ACTION ITEM:
Look through the entries for the string "JSON" and copy every line where it shows up.

GIVEN DATA:
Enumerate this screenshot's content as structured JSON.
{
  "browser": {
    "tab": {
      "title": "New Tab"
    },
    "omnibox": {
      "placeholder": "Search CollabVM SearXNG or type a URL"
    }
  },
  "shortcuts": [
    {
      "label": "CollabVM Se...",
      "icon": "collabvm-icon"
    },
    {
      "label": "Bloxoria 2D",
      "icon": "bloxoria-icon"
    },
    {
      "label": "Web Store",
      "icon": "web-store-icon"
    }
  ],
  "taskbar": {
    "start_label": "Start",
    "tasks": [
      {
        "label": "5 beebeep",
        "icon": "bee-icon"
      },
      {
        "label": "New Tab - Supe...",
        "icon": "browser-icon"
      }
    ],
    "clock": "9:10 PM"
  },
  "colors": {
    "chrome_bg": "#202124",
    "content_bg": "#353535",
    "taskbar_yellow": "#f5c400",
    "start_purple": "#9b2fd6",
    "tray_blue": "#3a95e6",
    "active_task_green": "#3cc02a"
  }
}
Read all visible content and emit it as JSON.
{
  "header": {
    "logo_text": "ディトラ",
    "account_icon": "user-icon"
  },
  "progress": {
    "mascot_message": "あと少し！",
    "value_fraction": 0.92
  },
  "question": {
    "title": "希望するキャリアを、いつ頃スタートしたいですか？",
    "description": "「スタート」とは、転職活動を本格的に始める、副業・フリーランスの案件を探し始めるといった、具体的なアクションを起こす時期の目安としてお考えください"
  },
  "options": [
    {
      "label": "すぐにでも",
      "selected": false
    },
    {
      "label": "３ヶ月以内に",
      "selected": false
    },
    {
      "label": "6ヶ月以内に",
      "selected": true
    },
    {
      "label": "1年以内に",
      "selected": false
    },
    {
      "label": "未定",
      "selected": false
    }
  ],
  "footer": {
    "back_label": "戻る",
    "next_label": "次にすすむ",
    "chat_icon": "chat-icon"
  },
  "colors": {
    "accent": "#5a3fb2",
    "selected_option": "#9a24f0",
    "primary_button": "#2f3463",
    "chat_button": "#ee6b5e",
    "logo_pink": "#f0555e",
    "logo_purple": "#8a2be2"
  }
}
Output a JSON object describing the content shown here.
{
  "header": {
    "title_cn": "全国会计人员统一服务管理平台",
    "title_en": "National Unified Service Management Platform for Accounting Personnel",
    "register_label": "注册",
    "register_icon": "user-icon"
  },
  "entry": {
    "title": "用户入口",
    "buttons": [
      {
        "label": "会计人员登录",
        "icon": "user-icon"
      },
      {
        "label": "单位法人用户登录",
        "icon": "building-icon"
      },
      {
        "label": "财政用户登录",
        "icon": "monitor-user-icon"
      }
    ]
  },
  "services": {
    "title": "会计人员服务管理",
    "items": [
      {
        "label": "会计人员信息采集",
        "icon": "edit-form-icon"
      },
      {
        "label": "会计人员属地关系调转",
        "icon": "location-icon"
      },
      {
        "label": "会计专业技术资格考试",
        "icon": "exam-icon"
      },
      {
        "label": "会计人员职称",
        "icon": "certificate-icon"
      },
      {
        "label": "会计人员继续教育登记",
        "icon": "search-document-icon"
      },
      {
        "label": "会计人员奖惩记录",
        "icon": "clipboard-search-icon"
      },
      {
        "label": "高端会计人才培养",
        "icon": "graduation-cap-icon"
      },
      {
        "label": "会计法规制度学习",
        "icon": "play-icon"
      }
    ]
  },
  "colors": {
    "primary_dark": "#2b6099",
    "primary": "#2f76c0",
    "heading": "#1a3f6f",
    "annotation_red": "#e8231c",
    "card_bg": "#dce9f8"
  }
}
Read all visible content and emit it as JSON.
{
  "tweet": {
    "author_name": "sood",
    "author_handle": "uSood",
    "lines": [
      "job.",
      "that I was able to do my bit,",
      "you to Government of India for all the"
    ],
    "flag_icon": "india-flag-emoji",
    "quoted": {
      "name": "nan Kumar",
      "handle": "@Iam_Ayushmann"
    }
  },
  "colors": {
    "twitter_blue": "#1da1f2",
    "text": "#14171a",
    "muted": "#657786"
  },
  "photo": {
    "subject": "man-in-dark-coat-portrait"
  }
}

SOLUTION FOR THIS PROBLEM:
Enumerate this screenshot's content as structured JSON.
Read all visible content and emit it as JSON.
Output a JSON object describing the content shown here.
Read all visible content and emit it as JSON.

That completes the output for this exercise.